The rumors are true: Midwesterners truly are friendly people. And this applies even to Chicago. Need directions? Locals will stop and help you out and let you know their favorite spots to check out. Residents take pride in their arts and culture, which spreads throughout the city. We’re diverse and divided sometimes, but tell us an out-of-town sports team is better than ours, and we come together to stand up for even our losing teams. Sports fans in Chicago take that kind of thing seriously. Just like a phoenix rising from the ashes of the Great Chicago Fire, Chicagoans are a resilient and proud community. Chicagoans tough it out for 100-degree, humid summer days and negative-30 polar vortex wind chills, so they have no problem voicing strong opinions on what’s what.

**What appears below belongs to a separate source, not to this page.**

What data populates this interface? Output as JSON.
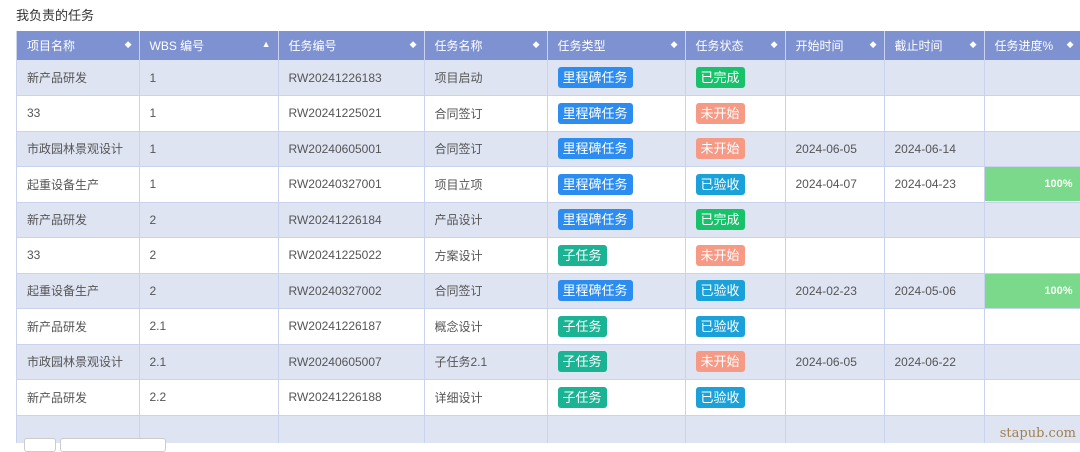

One of Chicago’s biggest stars is its architecture, and architecture tours abound by foot, bicycle, Segway, boat and bus. Or get a lay of the land in and around Chicago atop Willis Tower’s Skydeck Chicago or the Hancock building’s 360 Chicago. During warm weather, Lake Michigan beaches beckon. Lounge in the sun, brave the chilly waters for a swim, join a beach volleyball game, charter a sailboat, or take a boat or kayak tour. The 18-mile Lakefront Path teems with cyclists, runners, dog-walkers and people out for leisurely, scenic strolls. World-class museums like the Art Institute of Chicago, Shedd Aquarium, Adler Planetarium, Field Museum and Museum of Science and Industry are perfect for culture-seekers and families. Chicago is also famous for its iconic foods like deep-dish pizza, hot dogs and prime steaks, but plenty of award-winning chefs have elevated the city’s dining experiences to four-star.
As a city of neighborhoods—there are more than 70 of them—Chicago can be a fascinating exploration of various cultures and scenery. Some top spots to visit are all easily accessible. The downtown area includes the Loop business district, which sits right next to Millennium Park. Just north is the Magnificent Mile for stellar shopping, as well as River North where visitors find some of the best dining and nightlife. North of there is the Gold Coast, historically the poshest enclave in the city with designer shopping and high-end dining, as well as late-night bars for post-college crowds. Lincoln Park and Lakeview are known for tree-lined streets, award-winning restaurants and local shops. West of the city, Bucktown and Wicker Park are artsy areas for indie-owned shops and more dining gems.